In recovery, it’s often tough to allocate time between doing what we have to do and what we feel really inspired to do or that fills our life with purpose. We may feel empty or lost when we’ve completed drug rehab and are attempting to make our way in sobriety. In his book, Curious? Discover the Missing Ingredient to a Fulfilling Life, Todd Kashdan, PhD, an associate professor of psychology at George Mason University in Virginia, recommends that people focus on building a rich and meaningful life, one guided by core values and interests. This means living a life that is infused with meaning while at the same time embracing the full range of human emotions — the positive and the negative.Be mindful, explore new things, live in the moment and relish the unknown. Not only is this is another reason self-care is so important to healing, it’s also how we can achieve greater happiness in life in recovery.
- Learn the Art of Letting Go
Who doesn’t have a lot of baggage once they’re finally clean and sober? Whether this is your first time being sober or a return to sobriety following a relapse, and even though you’ve probably learned a few coping mechanisms, there is always something that carries over from the past. While we’re instructed to learn how to recognize and identify these holdovers from our addictive days and given some time to practice effective coping mechanisms, the truth is that we all have something from our past that at least occasionally plagues us.A good self-care strategy is to learn the art of letting go. This does not mean forget the past or shirk all responsibility for the things we have done that have brought harm to ourselves and others. We do need to acknowledge our past actions and take responsibility for them. But we also need to forgive ourselves for our actions and let them go. We will be working on making amends for our misdeeds, where and when it is possible and appropriate, but in the process of letting those intrusive thoughts go we will free ourselves and become more open to making the changes we want for our new life in recovery.
- Live in the Present to Truly Appreciate Life

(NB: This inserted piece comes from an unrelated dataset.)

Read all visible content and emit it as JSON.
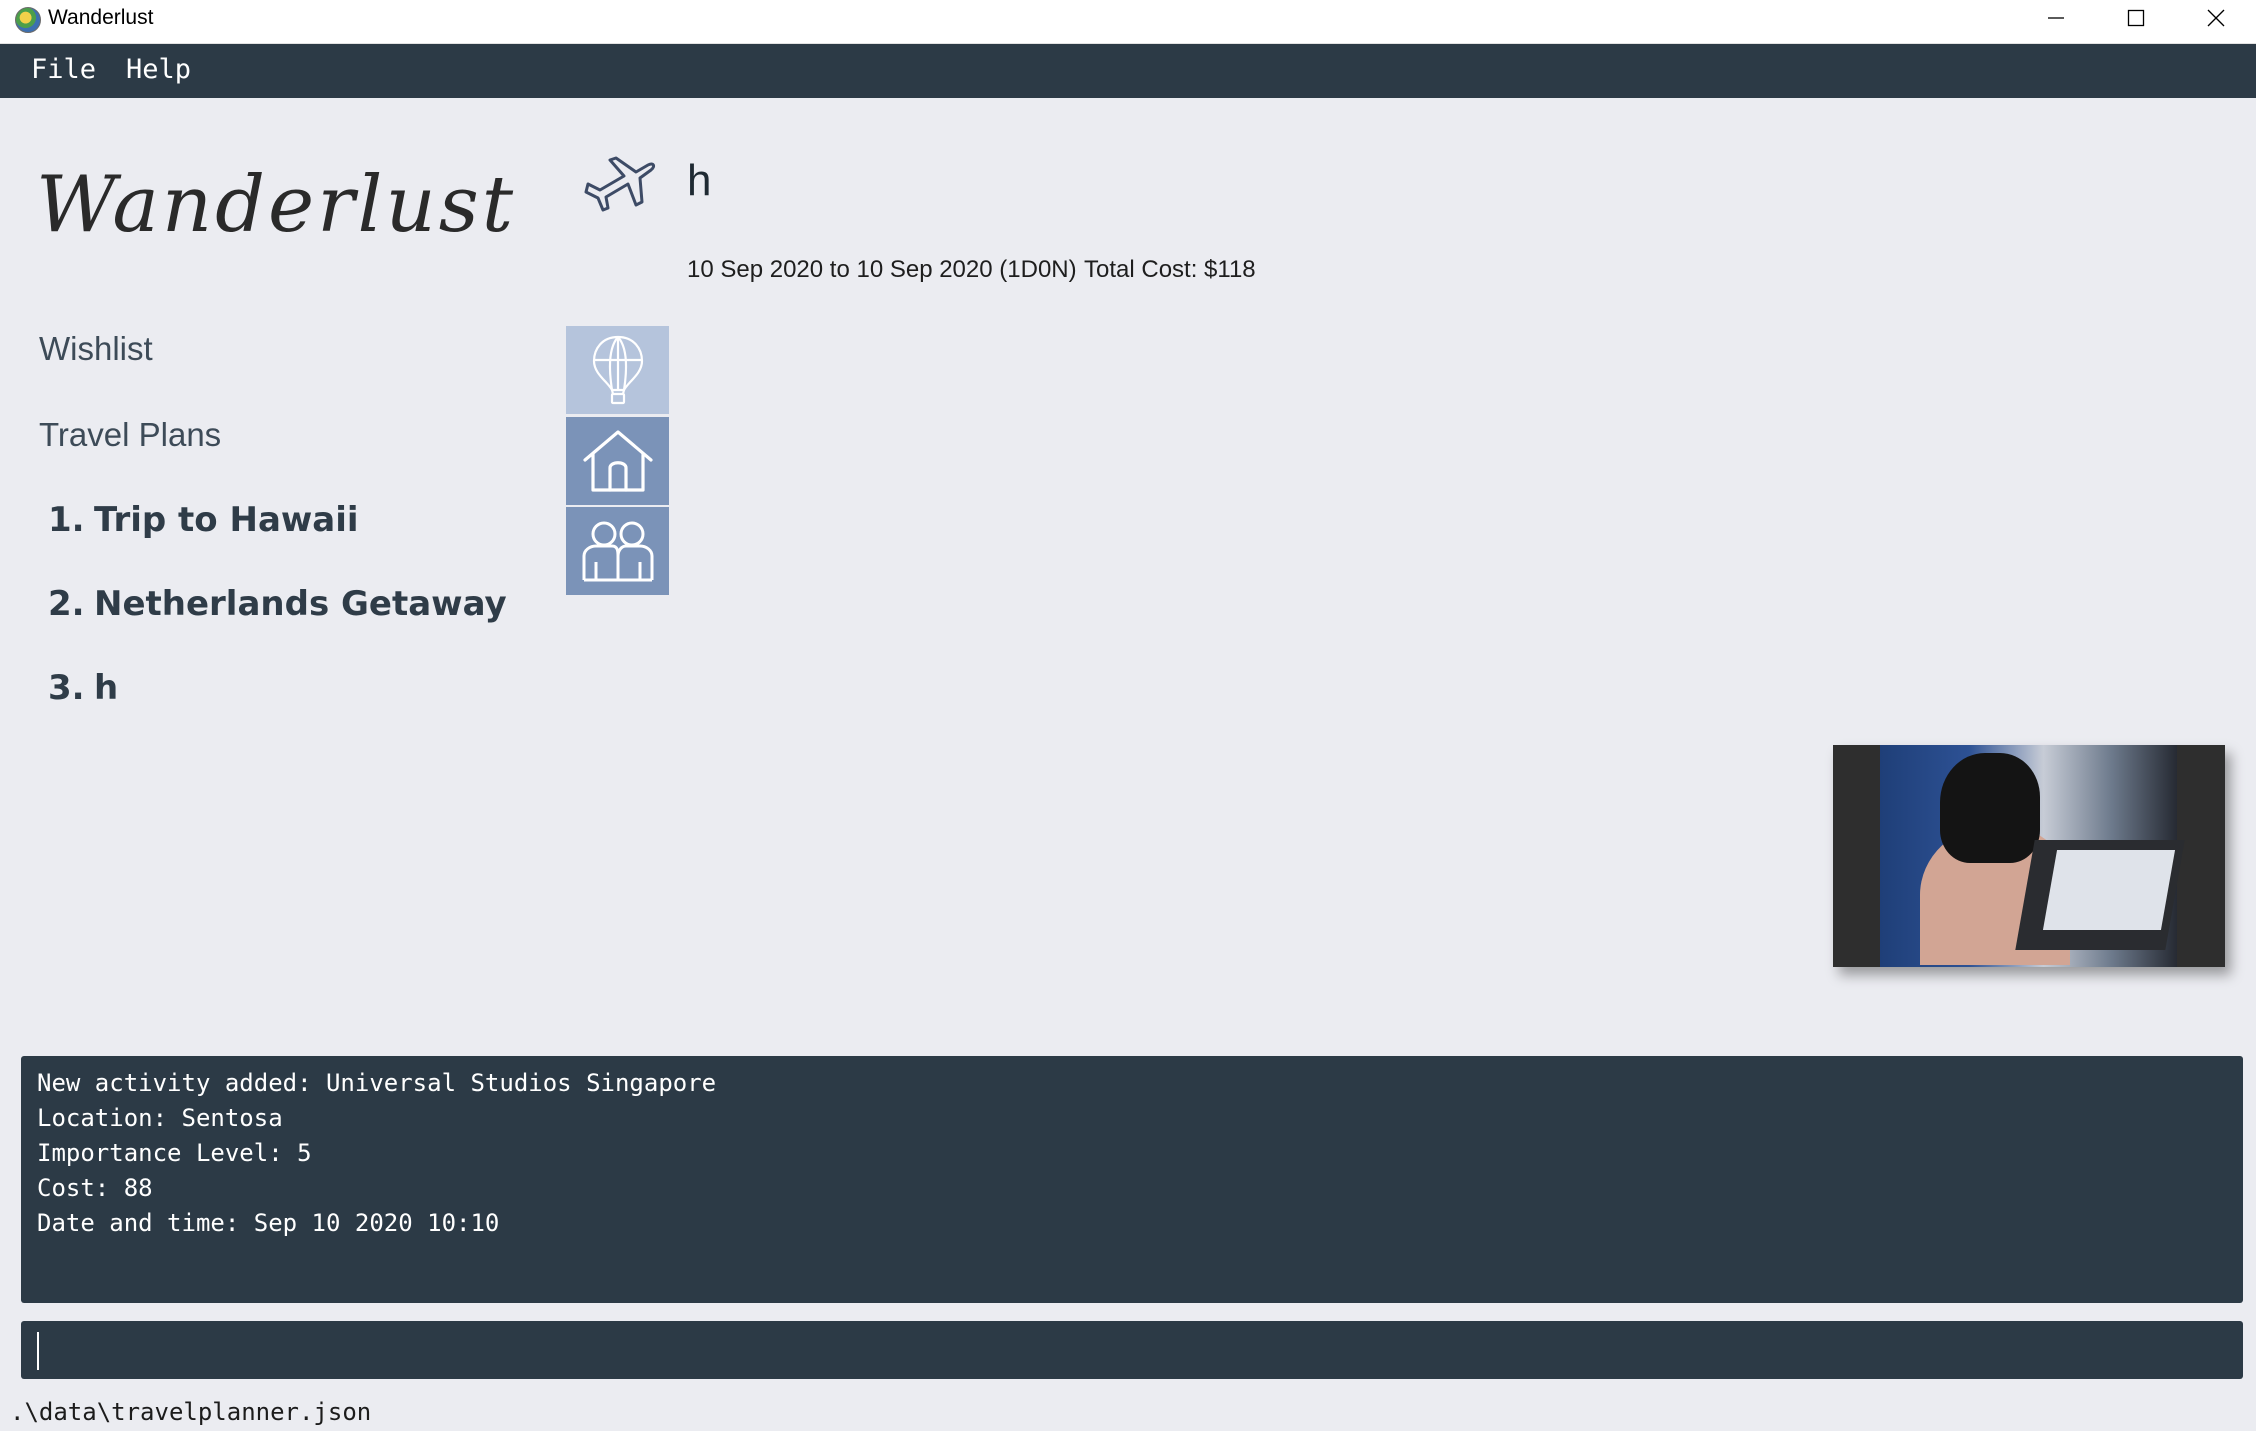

It can be all too easy to get caught up in a whirlwind of daily to-do lists, trying to cram in as many activities as possible, and consequently depriving yourself of any time to reflect and appreciate life in the present moment. Stress, tension, competing and conflicting demands, lack of sleep, no time to eat properly — all take a toll. It’s time to step off the endless treadmill and focus on this moment here and now.But how do you learn to live in the present? How do you turn off all the noise surrounding you? Mindfulness meditation is one self-care activity that can not only quell the distractions, but also help you focus on what’s important: your life today.
By Suzanne Kane